A 2013 UK Government report into light rail, trams and other rapid transit systems also highlighted the significant contribution these modes of transport made in improving the attractiveness and quality of public transport in major conurbations in England while promoting local economic growth and reducing carbon emissions. The UK Government was so impressed by the prospect of these benefits that it committed additional funding for a number of projects including the refurbishment of the Tyne & Wear Metro; extensions to the Manchester Metrolink and the development of phase two for the Nottingham Express Transit.
The National Audit Office also examined the impact of trams and light rail on regeneration, concluding that it has brought improvements to many previously socially deprived areas. Manchester Metrolink, for example, has helped to regenerate the Salford Quays and Eccles areas while the Croydon Tramlink helped attract inward investment to Croydon and brought good transport links to relatively socially deprived areas such as the New Addington area of the borough.

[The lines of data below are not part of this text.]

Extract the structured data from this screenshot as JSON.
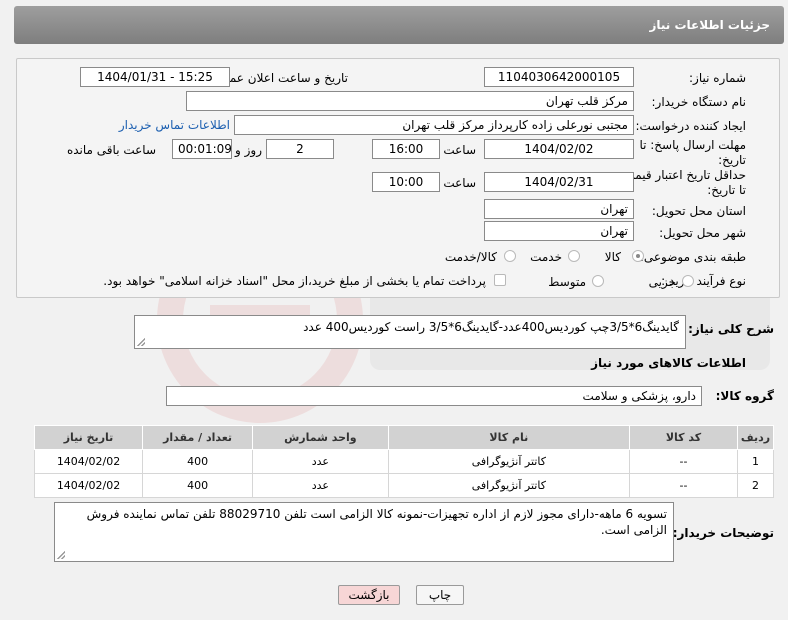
{
  "header": {
    "title": "جزئیات اطلاعات نیاز"
  },
  "form": {
    "need_number": {
      "label": "شماره نیاز:",
      "value": "1104030642000105"
    },
    "announce_datetime": {
      "label": "تاریخ و ساعت اعلان عمومی:",
      "value": "1404/01/31 - 15:25"
    },
    "buyer_org": {
      "label": "نام دستگاه خریدار:",
      "value": "مرکز قلب تهران"
    },
    "requester": {
      "label": "ایجاد کننده درخواست:",
      "value": "مجتبی نورعلی زاده کارپرداز مرکز قلب تهران",
      "contact_link": "اطلاعات تماس خریدار"
    },
    "deadline": {
      "label_line1": "مهلت ارسال پاسخ: تا",
      "label_line2": "تاریخ:",
      "date": "1404/02/02",
      "time_label": "ساعت",
      "time": "16:00",
      "days": "2",
      "days_label": "روز و",
      "remaining": "00:01:09",
      "remaining_label": "ساعت باقی مانده"
    },
    "price_validity": {
      "label_line1": "حداقل تاریخ اعتبار قیمت:",
      "label_line2": "تا تاریخ:",
      "date": "1404/02/31",
      "time_label": "ساعت",
      "time": "10:00"
    },
    "province": {
      "label": "استان محل تحویل:",
      "value": "تهران"
    },
    "city": {
      "label": "شهر محل تحویل:",
      "value": "تهران"
    },
    "category": {
      "label": "طبقه بندی موضوعی:",
      "options": [
        "کالا",
        "خدمت",
        "کالا/خدمت"
      ],
      "selected": "کالا"
    },
    "purchase_type": {
      "label": "نوع فرآیند خرید :",
      "options": [
        "جزیی",
        "متوسط"
      ],
      "note": "پرداخت تمام یا بخشی از مبلغ خرید،از محل \"اسناد خزانه اسلامی\" خواهد بود."
    }
  },
  "summary": {
    "label": "شرح کلی نیاز:",
    "value": "گایدینگ6*3/5چپ کوردیس400عدد-گایدینگ6*3/5 راست کوردیس400 عدد"
  },
  "goods_section": {
    "title": "اطلاعات کالاهای مورد نیاز",
    "group_label": "گروه کالا:",
    "group_value": "دارو، پزشکی و سلامت"
  },
  "table": {
    "headers": [
      "ردیف",
      "کد کالا",
      "نام کالا",
      "واحد شمارش",
      "تعداد / مقدار",
      "تاریخ نیاز"
    ],
    "rows": [
      [
        "1",
        "--",
        "کاتتر آنژیوگرافی",
        "عدد",
        "400",
        "1404/02/02"
      ],
      [
        "2",
        "--",
        "کاتتر آنژیوگرافی",
        "عدد",
        "400",
        "1404/02/02"
      ]
    ]
  },
  "buyer_notes": {
    "label": "توضیحات خریدار:",
    "value": "تسویه 6 ماهه-دارای مجوز لازم از اداره تجهیزات-نمونه کالا الزامی است تلفن 88029710 تلفن تماس نماینده فروش الزامی است."
  },
  "buttons": {
    "print": "چاپ",
    "back": "بازگشت"
  },
  "colors": {
    "header_bg": "#8a8a8a",
    "link": "#1c5fb0",
    "back_button_bg": "#f7d6d6"
  }
}
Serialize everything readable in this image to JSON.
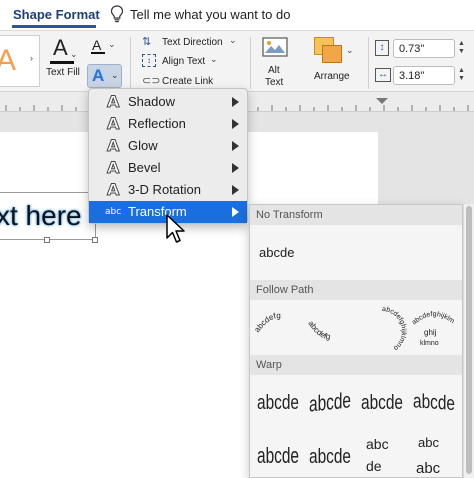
{
  "tabs": {
    "active": "Shape Format",
    "tell_me": "Tell me what you want to do"
  },
  "ribbon": {
    "text_fill_label": "Text Fill",
    "text_direction": "Text Direction",
    "align_text": "Align Text",
    "create_link": "Create Link",
    "alt_text_line1": "Alt",
    "alt_text_line2": "Text",
    "arrange": "Arrange",
    "height_value": "0.73\"",
    "width_value": "3.18\""
  },
  "document": {
    "text_box": "xt here"
  },
  "effects_menu": {
    "items": [
      {
        "label": "Shadow",
        "icon": "A"
      },
      {
        "label": "Reflection",
        "icon": "A"
      },
      {
        "label": "Glow",
        "icon": "A"
      },
      {
        "label": "Bevel",
        "icon": "A"
      },
      {
        "label": "3-D Rotation",
        "icon": "A"
      },
      {
        "label": "Transform",
        "icon": "abc"
      }
    ],
    "highlighted": "Transform"
  },
  "transform_gallery": {
    "sections": {
      "no_transform": "No Transform",
      "follow_path": "Follow Path",
      "warp": "Warp"
    },
    "sample": "abcde",
    "follow_path_samples": [
      "abcdefg",
      "abcdefg",
      "abcdefghijklmno",
      "abcdefghijklmno"
    ]
  },
  "colors": {
    "accent": "#2b579a",
    "menu_highlight": "#1a6fe0",
    "glow": "#6fb6ff"
  }
}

Of course, we are just beginning a new chapter in terms of tram transport in Edinburgh but there are encouraging signs. The first phase is expected to generate benefits of around £1.77 per £1 of cost and although that figure is likely to fall due to the escalation project costs, we should expect to see a decent return on initial investment. We are possibly also seeing a trams-led premium in property values with six deals worth around £100 million signed on Princes Street at the end of last year. Phase 2 of Edinburgh Trams, if it does go ahead, could deliver an even greater return as it would coincide with regeneration of some deprived communities in the north of the city.
While the initial figures are good, there is still a job to be done to convince the people of Edinburgh that the trams really can be a success. A survey conducted last summer found that 48 per cent of residents did not believe the trams would bring economic benefits to the city while 59 per cent felt the project would not benefit commuters.
It won't be easy to forget the chequered history of this project but a continued rise from the initial positive passenger numbers which were reported last week will help. As we have seen from the impact they've made in a number of English cities, trams could ultimately become an important asset for the future development of Scotland's capital.
Gavin Maclean is a Partner and the Head of Retail and Leisure at legal firm Davidson Chalmers